This isn’t a complete solution, of course, but it’s a useful trick to know about when it’s applicable.

You Must Stay In The Room

I’ve heard that some users have been leaving the room unattended while the laser is running. This is NOT PERMITTED. No matter how safe you think the job is, Colaser safety policy requires you to remain in the room whenever the laser is running. If you are forced to leave the room for any reason, you must pause or cancel the job before you do.

If you feel unable to comply with this safety policy, please don’t use the laser.

Log Books Scanned

You may have noticed that Volume 2 of the paper log book has been losing its pages. My mistake for buying a notebook with tear-out pages! I’ve gathered up all the loose pages and sorted them into chronological order as best I could, and scanned both volumes into PDF files. Those files are now available for reference here in the Download section of the web site.

There is a third paper volume (hardcover, with pages that don’t tear out) in the laser room now. Please continue to log your work in the paper log book.

Laser Classes April 22 and May 26

More sessions of the basic operation and safety training course for the Sol Diego laser cutter/engraver at Colab have been scheduled:

Sunday, April 22, 1pm to 5pm [ALREADY FULL]
or
Saturday, May 26, 1pm to 5pm
To sign up, go to the schedule page and find the class you want on the calendar. In the Details for that event you will find a link to click on to add yourself to the class.
If that doesn’t work for you, here is a direct link to the signup form:
The class is free, and once you’ve completed the class you’ll be able to schedule time to use the Colaser, which is also free for art and personal projects. You don’t need to bring anything special to class.

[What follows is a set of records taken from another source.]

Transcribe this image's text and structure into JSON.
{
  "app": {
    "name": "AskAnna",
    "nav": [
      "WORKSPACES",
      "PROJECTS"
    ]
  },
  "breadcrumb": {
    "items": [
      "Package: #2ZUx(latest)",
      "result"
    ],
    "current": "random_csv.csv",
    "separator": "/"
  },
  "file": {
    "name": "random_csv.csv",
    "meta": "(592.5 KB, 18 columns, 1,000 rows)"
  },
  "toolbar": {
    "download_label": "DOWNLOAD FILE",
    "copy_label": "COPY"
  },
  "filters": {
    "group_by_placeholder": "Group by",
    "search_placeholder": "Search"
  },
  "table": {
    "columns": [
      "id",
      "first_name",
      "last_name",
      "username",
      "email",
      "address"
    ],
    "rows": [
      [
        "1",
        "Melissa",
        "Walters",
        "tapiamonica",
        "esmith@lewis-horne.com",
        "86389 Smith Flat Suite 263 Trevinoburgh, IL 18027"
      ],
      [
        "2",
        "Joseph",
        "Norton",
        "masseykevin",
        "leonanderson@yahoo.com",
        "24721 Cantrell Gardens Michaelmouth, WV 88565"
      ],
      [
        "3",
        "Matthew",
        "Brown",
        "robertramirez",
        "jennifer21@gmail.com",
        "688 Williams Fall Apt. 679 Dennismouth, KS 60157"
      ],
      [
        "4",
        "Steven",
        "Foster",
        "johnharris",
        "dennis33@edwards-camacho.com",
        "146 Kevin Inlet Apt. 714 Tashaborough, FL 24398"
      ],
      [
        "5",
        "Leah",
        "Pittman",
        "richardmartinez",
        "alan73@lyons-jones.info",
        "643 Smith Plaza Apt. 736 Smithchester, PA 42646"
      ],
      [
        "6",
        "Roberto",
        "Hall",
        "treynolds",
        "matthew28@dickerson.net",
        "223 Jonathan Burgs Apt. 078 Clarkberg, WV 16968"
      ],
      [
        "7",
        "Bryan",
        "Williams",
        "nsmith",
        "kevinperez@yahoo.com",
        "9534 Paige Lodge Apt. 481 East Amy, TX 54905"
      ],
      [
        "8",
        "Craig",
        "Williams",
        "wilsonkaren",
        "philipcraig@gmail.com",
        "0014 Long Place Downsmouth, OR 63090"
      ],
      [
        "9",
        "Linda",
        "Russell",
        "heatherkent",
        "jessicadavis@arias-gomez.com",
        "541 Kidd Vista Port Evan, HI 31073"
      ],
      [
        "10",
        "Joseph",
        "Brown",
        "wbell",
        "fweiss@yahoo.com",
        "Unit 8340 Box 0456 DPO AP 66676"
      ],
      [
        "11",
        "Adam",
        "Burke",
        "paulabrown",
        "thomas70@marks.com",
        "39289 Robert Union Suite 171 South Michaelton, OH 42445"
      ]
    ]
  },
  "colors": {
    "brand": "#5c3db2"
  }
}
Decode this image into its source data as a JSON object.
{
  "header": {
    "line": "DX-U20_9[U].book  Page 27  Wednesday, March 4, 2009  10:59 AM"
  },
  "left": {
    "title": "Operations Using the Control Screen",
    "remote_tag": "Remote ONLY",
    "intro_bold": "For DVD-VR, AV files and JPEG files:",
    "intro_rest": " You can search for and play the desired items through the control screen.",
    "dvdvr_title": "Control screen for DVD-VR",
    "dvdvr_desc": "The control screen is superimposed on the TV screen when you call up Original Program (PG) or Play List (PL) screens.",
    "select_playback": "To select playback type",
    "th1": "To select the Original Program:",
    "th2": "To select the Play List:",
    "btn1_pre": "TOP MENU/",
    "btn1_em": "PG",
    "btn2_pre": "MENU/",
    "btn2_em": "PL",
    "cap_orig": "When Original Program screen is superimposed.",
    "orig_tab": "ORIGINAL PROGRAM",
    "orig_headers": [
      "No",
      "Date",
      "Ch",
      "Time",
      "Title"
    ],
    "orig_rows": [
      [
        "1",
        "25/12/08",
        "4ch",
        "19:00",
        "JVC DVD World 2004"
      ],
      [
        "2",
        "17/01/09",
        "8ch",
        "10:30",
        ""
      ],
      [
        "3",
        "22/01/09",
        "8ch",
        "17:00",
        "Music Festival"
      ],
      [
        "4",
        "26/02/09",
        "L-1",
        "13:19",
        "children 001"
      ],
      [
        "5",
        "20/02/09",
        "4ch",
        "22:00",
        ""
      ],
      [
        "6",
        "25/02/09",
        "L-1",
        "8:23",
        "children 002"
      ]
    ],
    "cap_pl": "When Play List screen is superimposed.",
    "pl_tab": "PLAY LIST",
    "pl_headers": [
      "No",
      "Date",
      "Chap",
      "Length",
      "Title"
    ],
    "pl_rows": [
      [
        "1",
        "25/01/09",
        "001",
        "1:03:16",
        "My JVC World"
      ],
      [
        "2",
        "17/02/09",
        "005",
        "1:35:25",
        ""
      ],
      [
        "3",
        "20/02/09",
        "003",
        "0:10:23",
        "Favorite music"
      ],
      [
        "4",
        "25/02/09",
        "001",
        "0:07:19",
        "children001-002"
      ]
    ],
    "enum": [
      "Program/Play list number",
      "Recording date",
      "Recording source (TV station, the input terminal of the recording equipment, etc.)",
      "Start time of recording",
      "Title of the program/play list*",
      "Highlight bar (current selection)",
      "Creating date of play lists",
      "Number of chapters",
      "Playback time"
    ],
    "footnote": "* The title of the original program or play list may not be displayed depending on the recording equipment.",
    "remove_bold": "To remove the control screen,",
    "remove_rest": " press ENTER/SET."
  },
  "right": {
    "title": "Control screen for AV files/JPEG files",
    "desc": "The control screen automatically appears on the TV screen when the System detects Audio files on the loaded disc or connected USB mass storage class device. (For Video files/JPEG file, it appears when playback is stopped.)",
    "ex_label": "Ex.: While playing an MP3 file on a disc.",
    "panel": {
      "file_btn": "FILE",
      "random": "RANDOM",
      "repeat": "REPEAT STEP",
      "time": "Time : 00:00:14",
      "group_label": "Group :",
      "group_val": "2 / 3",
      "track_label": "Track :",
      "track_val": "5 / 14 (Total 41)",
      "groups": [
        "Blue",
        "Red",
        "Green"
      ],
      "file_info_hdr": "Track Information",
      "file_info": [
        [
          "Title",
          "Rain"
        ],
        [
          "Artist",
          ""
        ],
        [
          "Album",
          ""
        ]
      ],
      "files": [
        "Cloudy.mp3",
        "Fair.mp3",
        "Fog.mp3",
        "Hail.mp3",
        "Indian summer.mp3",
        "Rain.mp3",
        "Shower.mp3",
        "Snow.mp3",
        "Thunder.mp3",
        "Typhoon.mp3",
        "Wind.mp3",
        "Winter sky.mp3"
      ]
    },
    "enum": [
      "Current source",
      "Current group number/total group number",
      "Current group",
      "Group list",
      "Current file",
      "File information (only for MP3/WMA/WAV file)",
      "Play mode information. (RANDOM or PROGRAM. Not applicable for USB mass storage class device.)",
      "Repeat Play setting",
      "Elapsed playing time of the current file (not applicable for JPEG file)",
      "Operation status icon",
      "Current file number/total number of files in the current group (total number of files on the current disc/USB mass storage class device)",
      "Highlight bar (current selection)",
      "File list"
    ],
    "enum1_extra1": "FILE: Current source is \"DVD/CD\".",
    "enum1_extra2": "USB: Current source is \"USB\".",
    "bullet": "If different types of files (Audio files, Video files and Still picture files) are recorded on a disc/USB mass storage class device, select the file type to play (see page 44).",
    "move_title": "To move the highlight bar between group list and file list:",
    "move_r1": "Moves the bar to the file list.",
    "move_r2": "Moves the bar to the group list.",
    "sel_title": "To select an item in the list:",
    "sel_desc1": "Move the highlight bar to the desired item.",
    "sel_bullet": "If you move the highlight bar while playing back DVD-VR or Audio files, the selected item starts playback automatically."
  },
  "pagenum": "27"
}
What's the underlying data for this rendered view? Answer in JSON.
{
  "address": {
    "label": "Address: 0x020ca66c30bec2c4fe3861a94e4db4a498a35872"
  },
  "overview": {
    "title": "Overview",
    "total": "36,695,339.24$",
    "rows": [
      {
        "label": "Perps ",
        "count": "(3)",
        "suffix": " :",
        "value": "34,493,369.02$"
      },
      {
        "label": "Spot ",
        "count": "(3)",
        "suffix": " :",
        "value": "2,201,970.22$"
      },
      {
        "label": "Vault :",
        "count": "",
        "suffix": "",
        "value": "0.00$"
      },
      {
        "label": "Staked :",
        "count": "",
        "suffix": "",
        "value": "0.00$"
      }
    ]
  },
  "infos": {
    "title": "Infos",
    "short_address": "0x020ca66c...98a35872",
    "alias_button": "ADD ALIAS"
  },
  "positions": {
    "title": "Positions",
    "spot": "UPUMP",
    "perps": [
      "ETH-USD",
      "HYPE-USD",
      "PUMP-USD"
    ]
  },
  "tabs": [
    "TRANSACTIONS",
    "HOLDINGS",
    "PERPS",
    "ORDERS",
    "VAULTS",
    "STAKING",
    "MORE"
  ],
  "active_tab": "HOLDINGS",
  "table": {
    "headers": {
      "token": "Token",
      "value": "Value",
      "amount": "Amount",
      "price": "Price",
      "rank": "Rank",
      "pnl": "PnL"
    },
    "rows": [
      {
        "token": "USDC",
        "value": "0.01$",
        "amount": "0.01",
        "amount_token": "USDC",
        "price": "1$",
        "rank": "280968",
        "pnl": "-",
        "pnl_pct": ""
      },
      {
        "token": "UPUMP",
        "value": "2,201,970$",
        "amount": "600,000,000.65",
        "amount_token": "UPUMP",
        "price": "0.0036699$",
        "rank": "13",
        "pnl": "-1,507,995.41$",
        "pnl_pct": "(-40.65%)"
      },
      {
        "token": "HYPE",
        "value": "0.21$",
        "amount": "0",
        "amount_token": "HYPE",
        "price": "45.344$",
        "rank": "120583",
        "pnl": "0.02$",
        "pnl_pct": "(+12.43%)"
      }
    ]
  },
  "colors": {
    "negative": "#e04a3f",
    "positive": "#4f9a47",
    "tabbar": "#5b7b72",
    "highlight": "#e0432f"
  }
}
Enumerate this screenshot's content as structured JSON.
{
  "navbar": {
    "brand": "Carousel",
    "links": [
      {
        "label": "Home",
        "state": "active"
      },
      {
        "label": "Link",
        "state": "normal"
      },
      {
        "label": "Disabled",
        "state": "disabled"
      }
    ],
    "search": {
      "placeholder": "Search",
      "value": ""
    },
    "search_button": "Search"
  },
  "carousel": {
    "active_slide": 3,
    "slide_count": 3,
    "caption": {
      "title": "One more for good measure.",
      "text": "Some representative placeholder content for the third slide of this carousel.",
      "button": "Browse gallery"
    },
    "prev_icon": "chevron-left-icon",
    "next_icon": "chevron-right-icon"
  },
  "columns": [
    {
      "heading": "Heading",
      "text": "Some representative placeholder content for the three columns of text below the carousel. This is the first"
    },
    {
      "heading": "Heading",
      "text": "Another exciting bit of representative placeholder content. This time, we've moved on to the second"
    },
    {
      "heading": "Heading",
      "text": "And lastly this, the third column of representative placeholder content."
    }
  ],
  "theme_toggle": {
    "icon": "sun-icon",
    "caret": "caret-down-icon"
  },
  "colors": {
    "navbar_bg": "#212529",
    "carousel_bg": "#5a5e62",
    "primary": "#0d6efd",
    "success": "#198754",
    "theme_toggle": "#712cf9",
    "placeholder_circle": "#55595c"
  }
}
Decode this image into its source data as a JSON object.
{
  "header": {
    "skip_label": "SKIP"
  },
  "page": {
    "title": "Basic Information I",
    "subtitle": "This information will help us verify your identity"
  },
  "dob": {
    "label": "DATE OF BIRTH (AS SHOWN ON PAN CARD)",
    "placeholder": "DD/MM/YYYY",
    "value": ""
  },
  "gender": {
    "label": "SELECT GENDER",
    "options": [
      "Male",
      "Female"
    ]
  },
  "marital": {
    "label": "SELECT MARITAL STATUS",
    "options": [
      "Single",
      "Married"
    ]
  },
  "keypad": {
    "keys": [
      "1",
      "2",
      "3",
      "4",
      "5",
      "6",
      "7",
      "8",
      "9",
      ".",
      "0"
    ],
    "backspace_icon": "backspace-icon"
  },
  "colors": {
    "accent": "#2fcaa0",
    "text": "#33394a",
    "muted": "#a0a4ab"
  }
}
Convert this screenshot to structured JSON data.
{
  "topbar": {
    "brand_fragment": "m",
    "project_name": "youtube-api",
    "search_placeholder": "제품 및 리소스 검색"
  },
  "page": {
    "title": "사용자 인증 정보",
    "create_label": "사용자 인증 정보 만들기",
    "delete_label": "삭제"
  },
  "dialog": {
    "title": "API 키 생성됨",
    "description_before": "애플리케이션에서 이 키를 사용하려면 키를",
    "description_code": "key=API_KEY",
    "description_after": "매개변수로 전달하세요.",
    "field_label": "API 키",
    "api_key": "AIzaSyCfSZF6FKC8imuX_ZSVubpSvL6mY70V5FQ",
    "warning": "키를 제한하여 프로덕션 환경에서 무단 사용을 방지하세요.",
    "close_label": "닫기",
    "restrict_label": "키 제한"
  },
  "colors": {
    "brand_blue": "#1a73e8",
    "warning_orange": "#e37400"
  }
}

Be prepared for about 90 minutes of classroom instruction, followed by hands-on exercises with the laser.

Laser Classes Feb 19 and Mar 4

More sessions of the basic operation and safety training course for the Sol Diego laser cutter/engraver at Colab have been scheduled:

Monday, February 19 (President’s Day), 1pm to 5pm
or
Sunday, March 4, 1pm to 5pm
To sign up, go to the schedule page and find the class you want on the calendar. In the Details for that event you will find a link to click on to add yourself to the class.
If that doesn’t work for you, here is a direct link to the signup form:
The class is free, and once you’ve completed the class you’ll be able to schedule time to use the Colaser, which is also free for art and personal projects. You don’t need to bring anything special to class. Be prepared for about 90 minutes of classroom instruction, followed by hands-on exercises with the laser.

Laser Class Jan 14

A session of the basic operation and safety training course for the Sol Diego laser cutter/engraver at Colab has been scheduled:

Sunday, January 14, 1pm to 5pm
This time we are experimenting with a different way of taking sign-ups for the class. Please visit the Colab web site at http://sdcolab.org and click on Colab Laser. You’ll find a calendar there. Open up the scheduled class event for the above date and go into the Details. There you will find a link to click on to add yourself to the class.
If that doesn’t work for you, here is a direct link to the signup form:
The class is free, and once you’ve completed the class you’ll be able to schedule time to use the Colaser, which is also free for art and personal projects. You don’t need to bring anything special to class. Be prepared for about 90 minutes of classroom instruction, followed by hands-on exercises with the laser.

Raster-Preventing Bug in RE3D

Lately we’ve observed a strange behavior in the print driver settings for the “Full Spectrum Engineering Driver” printer created by Retina Engrave 3D. The paper size shows as “Letter” by default, but is actually set to 36×48 inches. Since the program can’t handle rasters that big, it means that rasters just don’t show up. Trying to print excessively large rasters also seems to cause other parts of the program to misbehave in random ways.

There’s probably a setting somewhere that will fix this. Until we find it, the workaround is to go into the “Advanced” settings and change the paper size to something else, and then back to the size you actually want (Letter is good if your art fits, otherwise use the smallest paper size your art will fit on). This resets the paper size setting and the driver behaves as expected.